**The records**.
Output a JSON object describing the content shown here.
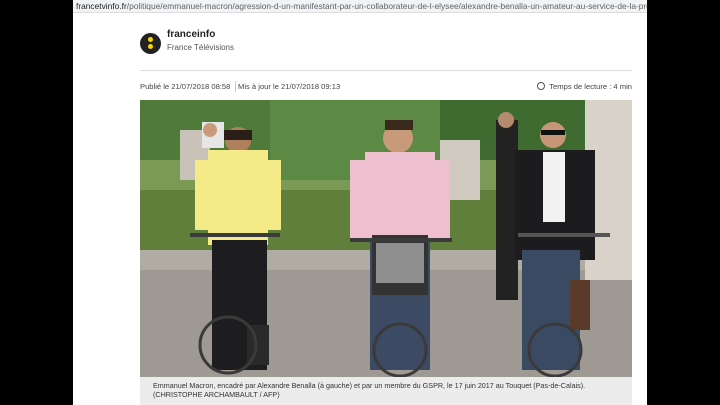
{
  "browser": {
    "url_domain": "francetvinfo.fr",
    "url_path": "/politique/emmanuel-macron/agression-d-un-manifestant-par-un-collaborateur-de-l-elysee/alexandre-benalla-un-amateur-au-service-de-la-protection-d-emmar"
  },
  "brand": {
    "name": "franceinfo",
    "sub": "France Télévisions"
  },
  "meta": {
    "published": "Publié le 21/07/2018 08:58",
    "updated": "Mis à jour le 21/07/2018 09:13",
    "reading_time": "Temps de lecture : 4 min"
  },
  "photo": {
    "caption": "Emmanuel Macron, encadré par Alexandre Benalla (à gauche) et par un membre du GSPR, le 17 juin 2017 au Touquet (Pas-de-Calais).",
    "credit": "(CHRISTOPHE ARCHAMBAULT / AFP)"
  },
  "colors": {
    "brand_yellow": "#ffd400",
    "brand_dark": "#222222",
    "caption_bg": "#ececec"
  }
}
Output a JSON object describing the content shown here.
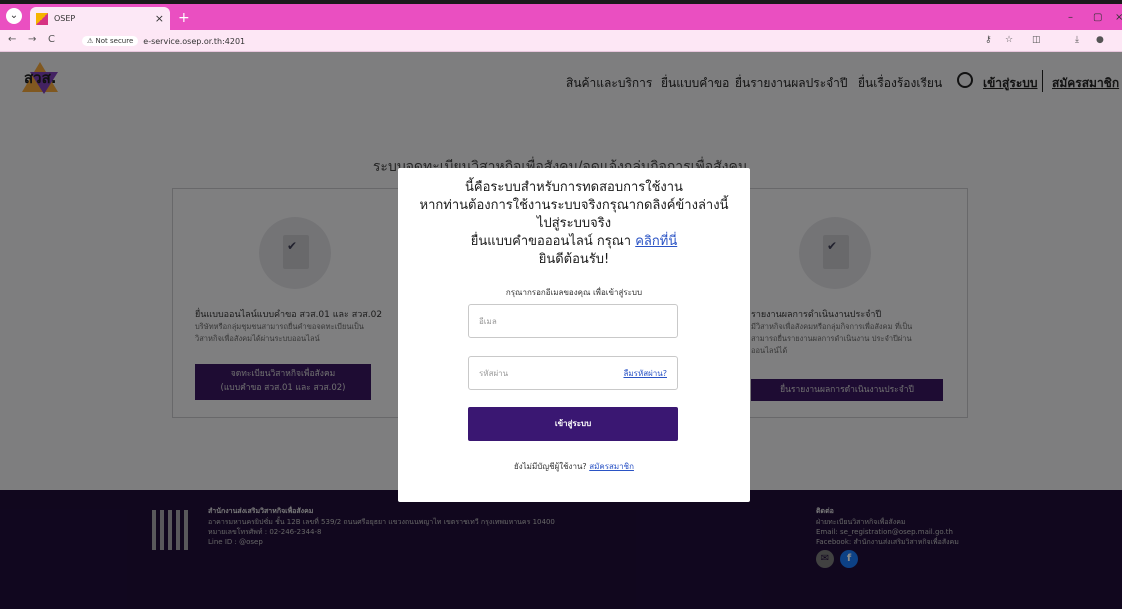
{
  "browser": {
    "tab_title": "OSEP",
    "tab_close": "×",
    "new_tab": "+",
    "secure_label": "Not secure",
    "url": "e-service.osep.or.th:4201",
    "back": "←",
    "forward": "→",
    "reload": "C"
  },
  "header": {
    "logo_text": "สวส.",
    "nav": [
      "สินค้าและบริการ",
      "ยื่นแบบคำขอ",
      "ยื่นรายงานผลประจำปี",
      "ยื่นเรื่องร้องเรียน"
    ],
    "login_link": "เข้าสู่ระบบ",
    "register_link": "สมัครสมาชิก"
  },
  "content": {
    "title": "ระบบจดทะเบียนวิสาหกิจเพื่อสังคม/จดแจ้งกลุ่มกิจการเพื่อสังคม",
    "left_card": {
      "heading": "ยื่นแบบออนไลน์แบบคำขอ สวส.01 และ สวส.02",
      "desc1": "บริษัทหรือกลุ่มชุมชนสามารถยื่นคำขอจดทะเบียนเป็น",
      "desc2": "วิสาหกิจเพื่อสังคมได้ผ่านระบบออนไลน์",
      "button_line1": "จดทะเบียนวิสาหกิจเพื่อสังคม",
      "button_line2": "(แบบคำขอ สวส.01 และ สวส.02)"
    },
    "right_card": {
      "heading": "รายงานผลการดำเนินงานประจำปี",
      "desc1": "มีวิสาหกิจเพื่อสังคมหรือกลุ่มกิจการเพื่อสังคม ที่เป็น",
      "desc2": "สามารถยื่นรายงานผลการดำเนินงาน ประจำปีผ่าน",
      "desc3": "ออนไลน์ได้",
      "button": "ยื่นรายงานผลการดำเนินงานประจำปี"
    }
  },
  "modal": {
    "line1": "นี้คือระบบสำหรับการทดสอบการใช้งาน",
    "line2": "หากท่านต้องการใช้งานระบบจริงกรุณากดลิงค์ข้างล่างนี้",
    "line3": "ไปสู่ระบบจริง",
    "line4_prefix": "ยื่นแบบคำขอออนไลน์ กรุณา ",
    "line4_link": "คลิกที่นี่",
    "line5": "ยินดีต้อนรับ!",
    "subtitle": "กรุณากรอกอีเมลของคุณ เพื่อเข้าสู่ระบบ",
    "email_placeholder": "อีเมล",
    "password_placeholder": "รหัสผ่าน",
    "forgot": "ลืมรหัสผ่าน?",
    "login_button": "เข้าสู่ระบบ",
    "no_account": "ยังไม่มีบัญชีผู้ใช้งาน?",
    "register": "สมัครสมาชิก"
  },
  "footer": {
    "org": "สำนักงานส่งเสริมวิสาหกิจเพื่อสังคม",
    "address": "อาคารมหานครยิปซั่ม ชั้น 12B เลขที่ 539/2 ถนนศรีอยุธยา แขวงถนนพญาไท เขตราชเทวี กรุงเทพมหานคร 10400",
    "phone": "หมายเลขโทรศัพท์ : 02-246-2344-8",
    "line": "Line ID : @osep",
    "contact_title": "ติดต่อ",
    "contact_dept": "ฝ่ายทะเบียนวิสาหกิจเพื่อสังคม",
    "contact_email": "Email: se_registration@osep.mail.go.th",
    "contact_fb": "Facebook: สำนักงานส่งเสริมวิสาหกิจเพื่อสังคม"
  }
}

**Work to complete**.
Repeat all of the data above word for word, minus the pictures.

**Solution below**.
Output a JSON object describing the content shown here.
{
  "browser": {
    "url_domain": "francetvinfo.fr",
    "url_path": "/politique/emmanuel-macron/agression-d-un-manifestant-par-un-collaborateur-de-l-elysee/alexandre-benalla-un-amateur-au-service-de-la-protection-d-emmar"
  },
  "brand": {
    "name": "franceinfo",
    "sub": "France Télévisions"
  },
  "meta": {
    "published": "Publié le 21/07/2018 08:58",
    "updated": "Mis à jour le 21/07/2018 09:13",
    "reading_time": "Temps de lecture : 4 min"
  },
  "photo": {
    "caption": "Emmanuel Macron, encadré par Alexandre Benalla (à gauche) et par un membre du GSPR, le 17 juin 2017 au Touquet (Pas-de-Calais).",
    "credit": "(CHRISTOPHE ARCHAMBAULT / AFP)"
  },
  "colors": {
    "brand_yellow": "#ffd400",
    "brand_dark": "#222222",
    "caption_bg": "#ececec"
  }
}
Output a JSON object describing the content shown here.
{
  "browser": {
    "tab_title": "OSEP",
    "tab_close": "×",
    "new_tab": "+",
    "secure_label": "Not secure",
    "url": "e-service.osep.or.th:4201",
    "back": "←",
    "forward": "→",
    "reload": "C"
  },
  "header": {
    "logo_text": "สวส.",
    "nav": [
      "สินค้าและบริการ",
      "ยื่นแบบคำขอ",
      "ยื่นรายงานผลประจำปี",
      "ยื่นเรื่องร้องเรียน"
    ],
    "login_link": "เข้าสู่ระบบ",
    "register_link": "สมัครสมาชิก"
  },
  "content": {
    "title": "ระบบจดทะเบียนวิสาหกิจเพื่อสังคม/จดแจ้งกลุ่มกิจการเพื่อสังคม",
    "left_card": {
      "heading": "ยื่นแบบออนไลน์แบบคำขอ สวส.01 และ สวส.02",
      "desc1": "บริษัทหรือกลุ่มชุมชนสามารถยื่นคำขอจดทะเบียนเป็น",
      "desc2": "วิสาหกิจเพื่อสังคมได้ผ่านระบบออนไลน์",
      "button_line1": "จดทะเบียนวิสาหกิจเพื่อสังคม",
      "button_line2": "(แบบคำขอ สวส.01 และ สวส.02)"
    },
    "right_card": {
      "heading": "รายงานผลการดำเนินงานประจำปี",
      "desc1": "มีวิสาหกิจเพื่อสังคมหรือกลุ่มกิจการเพื่อสังคม ที่เป็น",
      "desc2": "สามารถยื่นรายงานผลการดำเนินงาน ประจำปีผ่าน",
      "desc3": "ออนไลน์ได้",
      "button": "ยื่นรายงานผลการดำเนินงานประจำปี"
    }
  },
  "modal": {
    "line1": "นี้คือระบบสำหรับการทดสอบการใช้งาน",
    "line2": "หากท่านต้องการใช้งานระบบจริงกรุณากดลิงค์ข้างล่างนี้",
    "line3": "ไปสู่ระบบจริง",
    "line4_prefix": "ยื่นแบบคำขอออนไลน์ กรุณา ",
    "line4_link": "คลิกที่นี่",
    "line5": "ยินดีต้อนรับ!",
    "subtitle": "กรุณากรอกอีเมลของคุณ เพื่อเข้าสู่ระบบ",
    "email_placeholder": "อีเมล",
    "password_placeholder": "รหัสผ่าน",
    "forgot": "ลืมรหัสผ่าน?",
    "login_button": "เข้าสู่ระบบ",
    "no_account": "ยังไม่มีบัญชีผู้ใช้งาน?",
    "register": "สมัครสมาชิก"
  },
  "footer": {
    "org": "สำนักงานส่งเสริมวิสาหกิจเพื่อสังคม",
    "address": "อาคารมหานครยิปซั่ม ชั้น 12B เลขที่ 539/2 ถนนศรีอยุธยา แขวงถนนพญาไท เขตราชเทวี กรุงเทพมหานคร 10400",
    "phone": "หมายเลขโทรศัพท์ : 02-246-2344-8",
    "line": "Line ID : @osep",
    "contact_title": "ติดต่อ",
    "contact_dept": "ฝ่ายทะเบียนวิสาหกิจเพื่อสังคม",
    "contact_email": "Email: se_registration@osep.mail.go.th",
    "contact_fb": "Facebook: สำนักงานส่งเสริมวิสาหกิจเพื่อสังคม"
  }
}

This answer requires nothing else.